-- TASK DESCRIPTION --
If a line in the data below holds the word "func", copy it.

(PROVIDED INFORMATION)

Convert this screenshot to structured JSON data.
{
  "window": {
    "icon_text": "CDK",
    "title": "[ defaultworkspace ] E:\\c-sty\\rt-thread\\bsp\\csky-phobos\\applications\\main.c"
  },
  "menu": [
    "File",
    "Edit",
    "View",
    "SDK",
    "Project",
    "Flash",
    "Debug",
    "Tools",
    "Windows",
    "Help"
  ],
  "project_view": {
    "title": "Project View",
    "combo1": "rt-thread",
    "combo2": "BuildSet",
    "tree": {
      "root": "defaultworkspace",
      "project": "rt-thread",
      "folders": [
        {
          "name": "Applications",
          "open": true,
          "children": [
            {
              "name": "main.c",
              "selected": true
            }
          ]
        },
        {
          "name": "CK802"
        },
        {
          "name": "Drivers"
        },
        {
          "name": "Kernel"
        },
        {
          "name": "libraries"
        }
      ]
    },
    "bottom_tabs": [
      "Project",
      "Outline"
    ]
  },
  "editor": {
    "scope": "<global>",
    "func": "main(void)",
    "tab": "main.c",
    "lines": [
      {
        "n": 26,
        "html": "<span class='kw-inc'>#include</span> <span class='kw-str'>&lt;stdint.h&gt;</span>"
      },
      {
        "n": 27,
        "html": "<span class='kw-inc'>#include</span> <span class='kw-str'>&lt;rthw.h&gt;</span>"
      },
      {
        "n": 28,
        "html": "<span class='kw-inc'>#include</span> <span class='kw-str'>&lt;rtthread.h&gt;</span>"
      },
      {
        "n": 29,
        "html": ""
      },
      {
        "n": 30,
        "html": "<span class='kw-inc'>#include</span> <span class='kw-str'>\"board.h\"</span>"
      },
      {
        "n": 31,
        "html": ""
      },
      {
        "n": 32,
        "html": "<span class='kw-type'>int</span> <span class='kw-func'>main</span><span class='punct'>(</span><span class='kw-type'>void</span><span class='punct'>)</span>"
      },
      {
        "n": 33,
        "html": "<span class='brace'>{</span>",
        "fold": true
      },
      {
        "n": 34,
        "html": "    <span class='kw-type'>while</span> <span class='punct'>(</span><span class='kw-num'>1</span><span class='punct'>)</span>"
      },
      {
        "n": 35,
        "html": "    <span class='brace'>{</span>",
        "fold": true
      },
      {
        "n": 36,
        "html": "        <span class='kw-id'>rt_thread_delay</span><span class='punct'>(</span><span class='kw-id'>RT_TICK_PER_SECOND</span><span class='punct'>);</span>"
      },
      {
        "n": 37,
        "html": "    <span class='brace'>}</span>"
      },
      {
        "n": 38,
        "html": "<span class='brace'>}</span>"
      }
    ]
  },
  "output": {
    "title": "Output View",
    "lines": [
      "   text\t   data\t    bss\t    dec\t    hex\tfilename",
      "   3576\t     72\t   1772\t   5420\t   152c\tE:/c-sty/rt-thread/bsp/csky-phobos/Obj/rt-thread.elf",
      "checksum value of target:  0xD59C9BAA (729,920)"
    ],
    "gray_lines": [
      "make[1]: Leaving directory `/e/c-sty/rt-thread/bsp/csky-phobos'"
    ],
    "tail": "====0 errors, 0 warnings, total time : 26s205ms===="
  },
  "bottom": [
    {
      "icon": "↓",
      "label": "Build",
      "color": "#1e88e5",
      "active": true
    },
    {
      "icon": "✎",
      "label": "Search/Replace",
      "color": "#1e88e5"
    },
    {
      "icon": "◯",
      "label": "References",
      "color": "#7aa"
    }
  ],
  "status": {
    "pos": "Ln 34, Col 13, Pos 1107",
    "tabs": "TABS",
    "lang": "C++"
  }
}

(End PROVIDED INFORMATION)

-- RESPONSE --
    "func": "main(void)",
        "html": "<span class='kw-type'>int</span> <span class='kw-func'>main</span><span class='punct'>(</span><span class='kw-type'>void</span><span class='punct'>)</span>"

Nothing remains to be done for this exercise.